A report on the Yeshivah, school for Orthodox rabbis, recently opened in Moscow at the Great Synagogue there, appears in the current issue of “Jewish Life,” published by the Union of Orthodox Congregations of America. The report was written by Gottfried Neuburger, following a recent visit to Moscow. Mr. Neuburger, who has visited the Soviet Union on several occasions on business, supplied the first account by an American of the development of the Yeshivah and the composition and personality of its students.
“Moscow’s Great Synagogue,” he reported, “has a brand new coat of paint. But something much more important has been added. The former Sukkah in the courtyard now houses the new Yeshivath Kol Yaakov. And a new little building, half brick and half wood, has been erected where the kitchen and dining room are located. For anyone who has visited Moscow before, it is a most wonderful surprise to see the Bachurim (students) learn during all hours of the day; to hear them sing Zemiroth on Friday evening or during Seudan Shelishith is an unforgettable experience. The establishment of the Yeshivah and the printing of the ‘Siddur Hasholom’ are the crowning achievements of the late Rabbi Solomon Schliffer. Both were accomplished shortly before his death.

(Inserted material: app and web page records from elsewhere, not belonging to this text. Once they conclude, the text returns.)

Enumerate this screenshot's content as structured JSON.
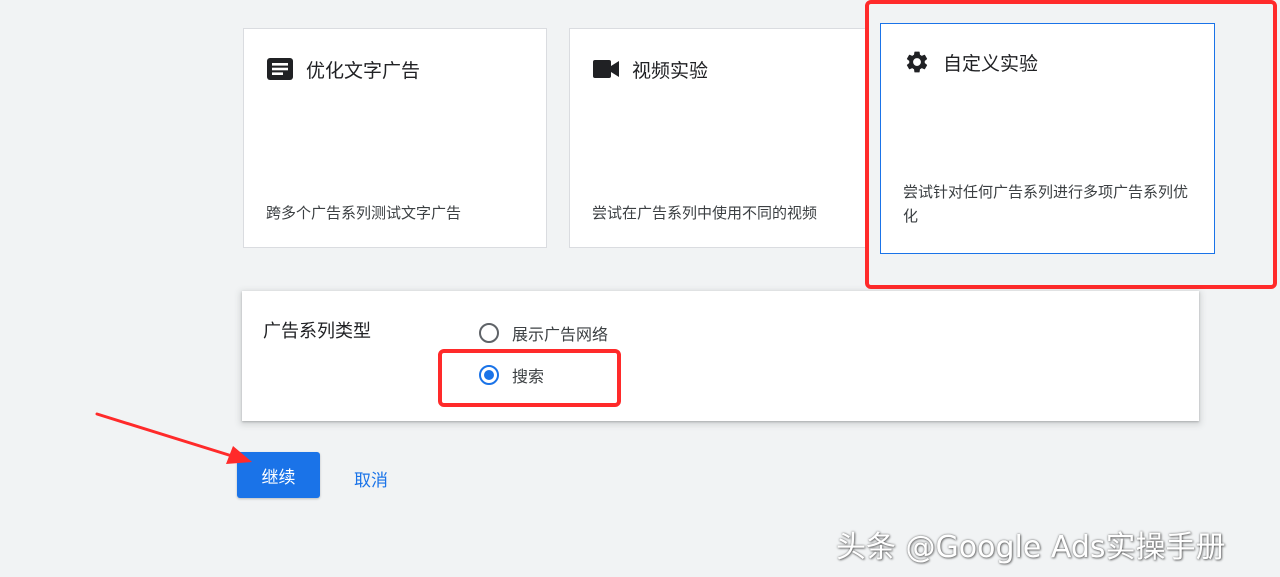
{
  "experiment_cards": [
    {
      "title": "优化文字广告",
      "description": "跨多个广告系列测试文字广告",
      "icon": "ad-text-icon"
    },
    {
      "title": "视频实验",
      "description": "尝试在广告系列中使用不同的视频",
      "icon": "videocam-icon"
    },
    {
      "title": "自定义实验",
      "description": "尝试针对任何广告系列进行多项广告系列优化",
      "icon": "gear-icon"
    }
  ],
  "campaign_type": {
    "label": "广告系列类型",
    "options": [
      {
        "label": "展示广告网络",
        "selected": false
      },
      {
        "label": "搜索",
        "selected": true
      }
    ]
  },
  "actions": {
    "continue_label": "继续",
    "cancel_label": "取消"
  },
  "watermark": "头条 @Google Ads实操手册",
  "colors": {
    "accent": "#1a73e8",
    "annotation": "#ff2a2a",
    "background": "#f1f3f4"
  }
}
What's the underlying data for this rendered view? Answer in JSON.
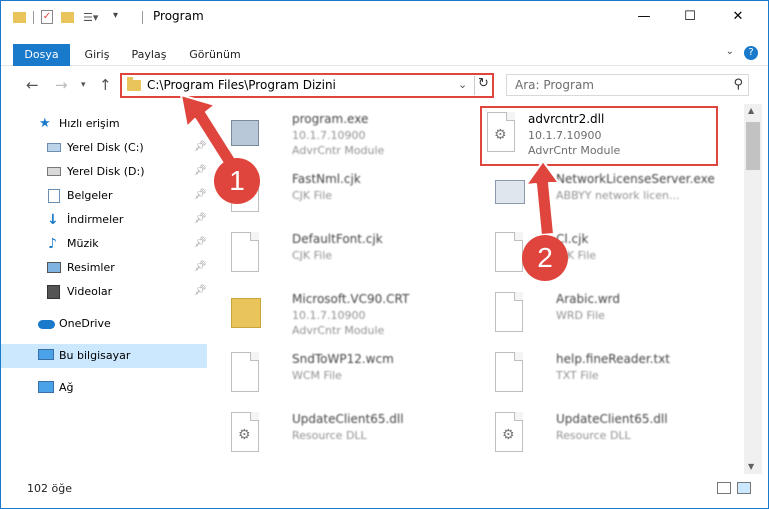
{
  "window": {
    "title": "Program",
    "controls": {
      "minimize": "—",
      "maximize": "☐",
      "close": "✕"
    }
  },
  "ribbon": {
    "tabs": [
      "Dosya",
      "Giriş",
      "Paylaş",
      "Görünüm"
    ]
  },
  "nav": {
    "address": "C:\\Program Files\\Program Dizini",
    "search_placeholder": "Ara: Program"
  },
  "sidebar": {
    "items": [
      {
        "label": "Hızlı erişim",
        "icon": "star-icon",
        "pinned": false
      },
      {
        "label": "Yerel Disk (C:)",
        "icon": "drive-icon",
        "pinned": true
      },
      {
        "label": "Yerel Disk (D:)",
        "icon": "drive-icon",
        "pinned": true
      },
      {
        "label": "Belgeler",
        "icon": "documents-icon",
        "pinned": true
      },
      {
        "label": "İndirmeler",
        "icon": "download-icon",
        "pinned": true
      },
      {
        "label": "Müzik",
        "icon": "music-icon",
        "pinned": true
      },
      {
        "label": "Resimler",
        "icon": "pictures-icon",
        "pinned": true
      },
      {
        "label": "Videolar",
        "icon": "videos-icon",
        "pinned": true
      },
      {
        "label": "OneDrive",
        "icon": "cloud-icon",
        "pinned": false
      },
      {
        "label": "Bu bilgisayar",
        "icon": "computer-icon",
        "pinned": false
      },
      {
        "label": "Ağ",
        "icon": "network-icon",
        "pinned": false
      }
    ]
  },
  "files": [
    {
      "name": "program.exe",
      "line1": "10.1.7.10900",
      "line2": "AdvrCntr Module"
    },
    {
      "name": "advrcntr2.dll",
      "line1": "10.1.7.10900",
      "line2": "AdvrCntr Module"
    },
    {
      "name": "FastNml.cjk",
      "line1": "CJK File",
      "line2": ""
    },
    {
      "name": "NetworkLicenseServer.exe",
      "line1": "ABBYY network licen...",
      "line2": ""
    },
    {
      "name": "DefaultFont.cjk",
      "line1": "CJK File",
      "line2": ""
    },
    {
      "name": "Cl.cjk",
      "line1": "CJK File",
      "line2": ""
    },
    {
      "name": "Microsoft.VC90.CRT",
      "line1": "10.1.7.10900",
      "line2": "AdvrCntr Module"
    },
    {
      "name": "Arabic.wrd",
      "line1": "WRD File",
      "line2": ""
    },
    {
      "name": "SndToWP12.wcm",
      "line1": "WCM File",
      "line2": ""
    },
    {
      "name": "help.fineReader.txt",
      "line1": "TXT File",
      "line2": ""
    },
    {
      "name": "UpdateClient65.dll",
      "line1": "Resource DLL",
      "line2": ""
    },
    {
      "name": "UpdateClient65.dll",
      "line1": "Resource DLL",
      "line2": ""
    }
  ],
  "status": {
    "count": "102 öğe"
  },
  "callouts": {
    "one": "1",
    "two": "2"
  },
  "colors": {
    "accent": "#1979ca",
    "highlight": "#e0453d",
    "selected": "#cce8ff"
  }
}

“The rabbi who had been selected to lead the Yeshivah, Rabbi Leib Levin from Dnepropretovsk, has now succeeded Rabbi Schliffer as chief rabbi of Moscow but remains also as head of the school, which is now seven months old. He has a most impressive staff of instructors to assist him in this task. Rav Shimon Trebnik, a pupil of the Chofetz Chayim during World War I when the latter lived in Snovsk in White Russia, is well known to American rabbinical leaders. He combines deep wisdom and learning with a keen sense of humor that makes it easy to win the hearts of younger people. Equally learned is Rav Chaim Katz from Politzk, formerly rabbi in Mistislev in White Russia. A special instructor in the subjects of Milah and Schechitah is the young but inspired Yaakov Kalmanson, like the Chief Rabbi formerly of Dnepropretovsk.
“A complete schedule is posted in the Yeshivah listing the exact hours and subjects for each student. The students are divided into three groups of three, five and nine, respectively. Others learn individually. The hours of instruction are from 10-2 and from 3-7. At the moment the Yeshivah has a total of 19 students, who come from all parts of the Soviet Union. The youngest of them are 19 years old. (A Christian monastery training school in the Soviet Union is accepting pupils from the age of 12, but, generally speaking, school instruction in religious subjects is not allowed below the age of 18.) When I talked to the students about their home town, I found that statistics were not precise. I had to raise my eyebrows, for instance, when one student informed me that there were ‘300 Baale Battim and 10,000 Jews.’ After I called his attention to the fact that his figures would require the average Jewish family to consist of 30 members, he retracted and said, ‘well, maybe there are only 1,000 Jews.’
MOST STUDENTS ARE FROM GEORGIA AND CENTRAL ASIA; FOUR FROM MOSCOW
“I was somewhat handicapped because the eight young men from ‘Gruzie’ (Georgia) did not understand Yiddish. There was Zodek Dorrman from Tashkent in Uzbekistan (Central Asia) who told me that there were four synagogues there. Zodek is only 19 but he related proudly that he had been the chess champion of Tashkent. Also from Uzbekistan, from the very ancient Jewish community of Bokharia, comes Yakov Chaimov, 20 years old. Three students arrived from the Ukrainian cities of Charkov and Lutzk, and Riga (Latvia) is represented by two students. Only four students are Muscovites.
“Perhaps the most colorful group are the ‘Gruzim.’ Several of them sport the moustache that is the landmark of the true Georgian. Shalom and Yitzchak come from Kutais where, they reported, are 8,000 Jewish families. Yitzchak is a language expert; the only English word that he knows is ‘onion.’ Aron’s home is Poti (300 Jewish families), and I really was delighted at the way he learned a ‘Blatt Gemoro’; there is Yitzchak from Panza and Joseph from Achaltyche. I would have liked to visit Gavriel’s home town of Kulashi in the mountains of the Caucasus because he told me that they had 10,000 Jews there and only three non-Jewish families. The others are from Georgia’s capital, Tiflis: another Yitzchak, another Joseph and another Gavriel.
“The students include bachelors and married men. All stages of learning are represented. Most of them are quite advanced and several undoubtedly are outstanding Talmidey Chachomim (scholars). On the other hand, one of the boys told me that circumstances had not permitted him to learn previously and so he started to learn Aleph-Beth three months ago. Regardless of the motivation that led to the granting of permission to open Moscow’s Kol Yaakov Yeshivah, it is welcome duty to report that the standard of learning and practice there is on a high level and one can only hope that this small beginning will lead to larger developments in the future.”
The Archive of the Jewish Telegraphic Agency includes articles published from 1923 to 2008. Archive stories reflect the journalistic standards and practices of the time they were published.